Panasonic Lumix G9 II to get 12-Bit raw over HDMI for BRAW and ProRes RAW
The new firmware update will add 12-bit raw output over HDMI. It will also provide support for both the Atomos Ninja series for ProRes RAW and Blackmagic Design Video Assist models for BRAW recording.
The company hasn’t said exactly when the new firmware’s coming, just that it’s on the way.
Today, Panasonic announced the upcoming release of the Ver.2.0 firmware update program for the LUMIX G9II to offer more flexible workflow. The firmware program will be available on the LUMIX Global Customer Support website.
LUMIX G9II Firmware Version 2.0
*Details are still under development and subject to change.
It’s possible that the firmware will still implement other features or fixes, but all they specifically mentioned was 12-bit raw output over HDMI.
RAW video output over HDMI to Blackmagic Design external recorder
[5.7K] / [C4K] / [5.8K(4:3)] / [4.4K(4:3)] 12-bit RAW video data can be output over HDMI to Blackmagic Video Assist 5″ 12G HDR and Blackmagic Video Assist 7″ 12G HDR, to be recorded as Blackmagic RAW.
RAW video output over HDMI to ATOMOS external recorder

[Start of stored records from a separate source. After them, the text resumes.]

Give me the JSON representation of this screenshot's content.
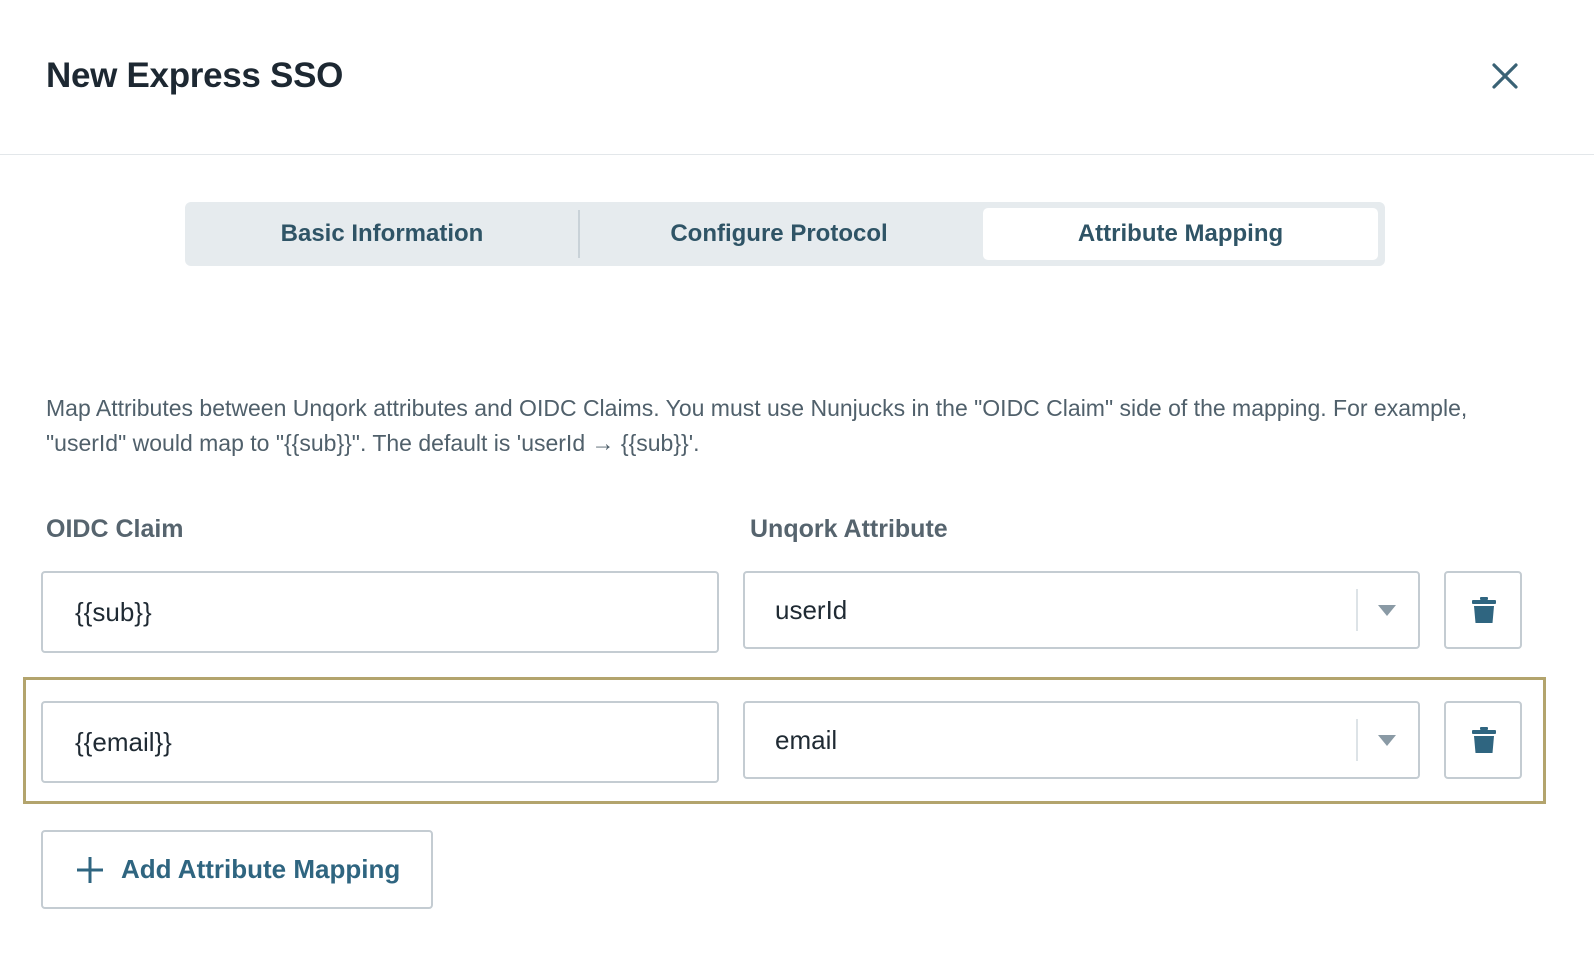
{
  "modal": {
    "title": "New Express SSO",
    "close_icon": "close-icon"
  },
  "tabs": [
    {
      "label": "Basic Information",
      "active": false
    },
    {
      "label": "Configure Protocol",
      "active": false
    },
    {
      "label": "Attribute Mapping",
      "active": true
    }
  ],
  "description": "Map Attributes between Unqork attributes and OIDC Claims. You must use Nunjucks in the \"OIDC Claim\" side of the mapping. For example, \"userId\" would map to \"{{sub}}\". The default is 'userId → {{sub}}'.",
  "columns": {
    "oidc_claim": "OIDC Claim",
    "unqork_attribute": "Unqork Attribute"
  },
  "mappings": [
    {
      "oidc_claim": "{{sub}}",
      "unqork_attribute": "userId",
      "delete_icon": "trash-icon"
    },
    {
      "oidc_claim": "{{email}}",
      "unqork_attribute": "email",
      "delete_icon": "trash-icon",
      "highlighted": true
    }
  ],
  "add_button": {
    "label": "Add Attribute Mapping",
    "icon": "plus-icon"
  },
  "colors": {
    "accent": "#2f6580",
    "highlight_border": "#b3a46d",
    "tab_bg": "#e6ebee"
  }
}
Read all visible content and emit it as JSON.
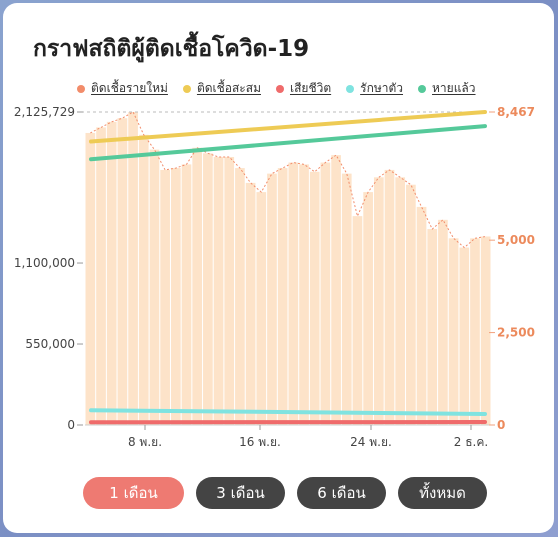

[5.7K] / [C4K] / [5.8K(4:3)] / [4.4K(4:3)] 12-bit RAW video data can be output over HDMI to ATOMOS “Ninja V” “Ninja V+” “Ninja” “Ninja Ultra” “Shogun” “Shogun Ultra” “Shogun Connect” devices, to be recorded as Apple Pro Res RAW.
The Panasonic G9 II is the first Panasonic Micro Four Thirds mirrorless camera with phase-detect autofocus. And it’s only the second camera the company’s ever released with phase-detect autofocus. The new firmware update adds RAW HDMI output capability to the camera, letting you put that autofocus to the test at the highest possible quality.
Panasonic has also made a LUT available to download from the Panasonic website, which lets you quickly correct raw colours straight out of the camera.
John Aldred is a photographer with over 20 years of experience in the portrait and commercial worlds. He is based in Scotland and has been an early adopter – and occasional beta tester – of almost every digital imaging technology in that time. As well as his creative visual work, John uses 3D printing, electronics and programming to create his own photography and filmmaking tools and consults for a number of brands across the industry.